_EXERCISE DETAILS_. Repeat the whole of the data, keeping every detail the same.

_PROVIDED INFORMATION_.
-*-*-

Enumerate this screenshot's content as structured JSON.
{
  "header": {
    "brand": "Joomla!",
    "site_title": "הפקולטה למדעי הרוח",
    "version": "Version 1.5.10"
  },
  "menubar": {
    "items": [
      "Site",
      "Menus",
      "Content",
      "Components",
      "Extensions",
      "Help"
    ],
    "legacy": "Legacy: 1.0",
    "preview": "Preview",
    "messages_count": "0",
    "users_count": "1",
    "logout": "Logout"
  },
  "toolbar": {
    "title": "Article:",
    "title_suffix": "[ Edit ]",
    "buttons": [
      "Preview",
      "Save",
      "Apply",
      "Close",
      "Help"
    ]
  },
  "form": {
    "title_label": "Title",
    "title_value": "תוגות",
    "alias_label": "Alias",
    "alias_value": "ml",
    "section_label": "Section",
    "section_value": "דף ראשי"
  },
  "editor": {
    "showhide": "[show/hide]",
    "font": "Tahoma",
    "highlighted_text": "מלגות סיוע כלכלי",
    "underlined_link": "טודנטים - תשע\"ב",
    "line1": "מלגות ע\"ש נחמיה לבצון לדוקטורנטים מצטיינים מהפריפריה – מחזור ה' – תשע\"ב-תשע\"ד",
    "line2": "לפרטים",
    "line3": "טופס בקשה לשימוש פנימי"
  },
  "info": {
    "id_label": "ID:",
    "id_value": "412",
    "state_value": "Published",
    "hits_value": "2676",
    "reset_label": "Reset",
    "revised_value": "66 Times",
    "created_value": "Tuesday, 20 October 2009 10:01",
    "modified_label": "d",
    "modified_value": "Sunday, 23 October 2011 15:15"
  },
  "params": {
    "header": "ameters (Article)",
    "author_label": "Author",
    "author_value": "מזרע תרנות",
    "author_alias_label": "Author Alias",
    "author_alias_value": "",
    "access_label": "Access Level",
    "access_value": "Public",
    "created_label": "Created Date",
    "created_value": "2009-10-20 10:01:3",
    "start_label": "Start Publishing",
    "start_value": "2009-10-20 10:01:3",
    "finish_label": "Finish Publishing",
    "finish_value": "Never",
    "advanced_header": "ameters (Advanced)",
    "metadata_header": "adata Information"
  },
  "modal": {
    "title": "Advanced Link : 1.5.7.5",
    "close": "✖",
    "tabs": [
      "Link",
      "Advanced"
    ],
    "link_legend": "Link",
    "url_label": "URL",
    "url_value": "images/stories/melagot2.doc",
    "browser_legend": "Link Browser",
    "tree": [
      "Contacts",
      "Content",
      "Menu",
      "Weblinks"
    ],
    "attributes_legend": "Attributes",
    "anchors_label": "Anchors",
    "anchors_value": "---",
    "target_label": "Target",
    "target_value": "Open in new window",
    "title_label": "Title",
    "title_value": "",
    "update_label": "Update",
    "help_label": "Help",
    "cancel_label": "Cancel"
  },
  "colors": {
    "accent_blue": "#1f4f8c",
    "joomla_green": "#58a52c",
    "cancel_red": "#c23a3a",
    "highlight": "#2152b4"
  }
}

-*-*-

_FINAL ANSWER_.
Enumerate this screenshot's content as structured JSON.
{
  "header": {
    "brand": "Joomla!",
    "site_title": "הפקולטה למדעי הרוח",
    "version": "Version 1.5.10"
  },
  "menubar": {
    "items": [
      "Site",
      "Menus",
      "Content",
      "Components",
      "Extensions",
      "Help"
    ],
    "legacy": "Legacy: 1.0",
    "preview": "Preview",
    "messages_count": "0",
    "users_count": "1",
    "logout": "Logout"
  },
  "toolbar": {
    "title": "Article:",
    "title_suffix": "[ Edit ]",
    "buttons": [
      "Preview",
      "Save",
      "Apply",
      "Close",
      "Help"
    ]
  },
  "form": {
    "title_label": "Title",
    "title_value": "תוגות",
    "alias_label": "Alias",
    "alias_value": "ml",
    "section_label": "Section",
    "section_value": "דף ראשי"
  },
  "editor": {
    "showhide": "[show/hide]",
    "font": "Tahoma",
    "highlighted_text": "מלגות סיוע כלכלי",
    "underlined_link": "טודנטים - תשע\"ב",
    "line1": "מלגות ע\"ש נחמיה לבצון לדוקטורנטים מצטיינים מהפריפריה – מחזור ה' – תשע\"ב-תשע\"ד",
    "line2": "לפרטים",
    "line3": "טופס בקשה לשימוש פנימי"
  },
  "info": {
    "id_label": "ID:",
    "id_value": "412",
    "state_value": "Published",
    "hits_value": "2676",
    "reset_label": "Reset",
    "revised_value": "66 Times",
    "created_value": "Tuesday, 20 October 2009 10:01",
    "modified_label": "d",
    "modified_value": "Sunday, 23 October 2011 15:15"
  },
  "params": {
    "header": "ameters (Article)",
    "author_label": "Author",
    "author_value": "מזרע תרנות",
    "author_alias_label": "Author Alias",
    "author_alias_value": "",
    "access_label": "Access Level",
    "access_value": "Public",
    "created_label": "Created Date",
    "created_value": "2009-10-20 10:01:3",
    "start_label": "Start Publishing",
    "start_value": "2009-10-20 10:01:3",
    "finish_label": "Finish Publishing",
    "finish_value": "Never",
    "advanced_header": "ameters (Advanced)",
    "metadata_header": "adata Information"
  },
  "modal": {
    "title": "Advanced Link : 1.5.7.5",
    "close": "✖",
    "tabs": [
      "Link",
      "Advanced"
    ],
    "link_legend": "Link",
    "url_label": "URL",
    "url_value": "images/stories/melagot2.doc",
    "browser_legend": "Link Browser",
    "tree": [
      "Contacts",
      "Content",
      "Menu",
      "Weblinks"
    ],
    "attributes_legend": "Attributes",
    "anchors_label": "Anchors",
    "anchors_value": "---",
    "target_label": "Target",
    "target_value": "Open in new window",
    "title_label": "Title",
    "title_value": "",
    "update_label": "Update",
    "help_label": "Help",
    "cancel_label": "Cancel"
  },
  "colors": {
    "accent_blue": "#1f4f8c",
    "joomla_green": "#58a52c",
    "cancel_red": "#c23a3a",
    "highlight": "#2152b4"
  }
}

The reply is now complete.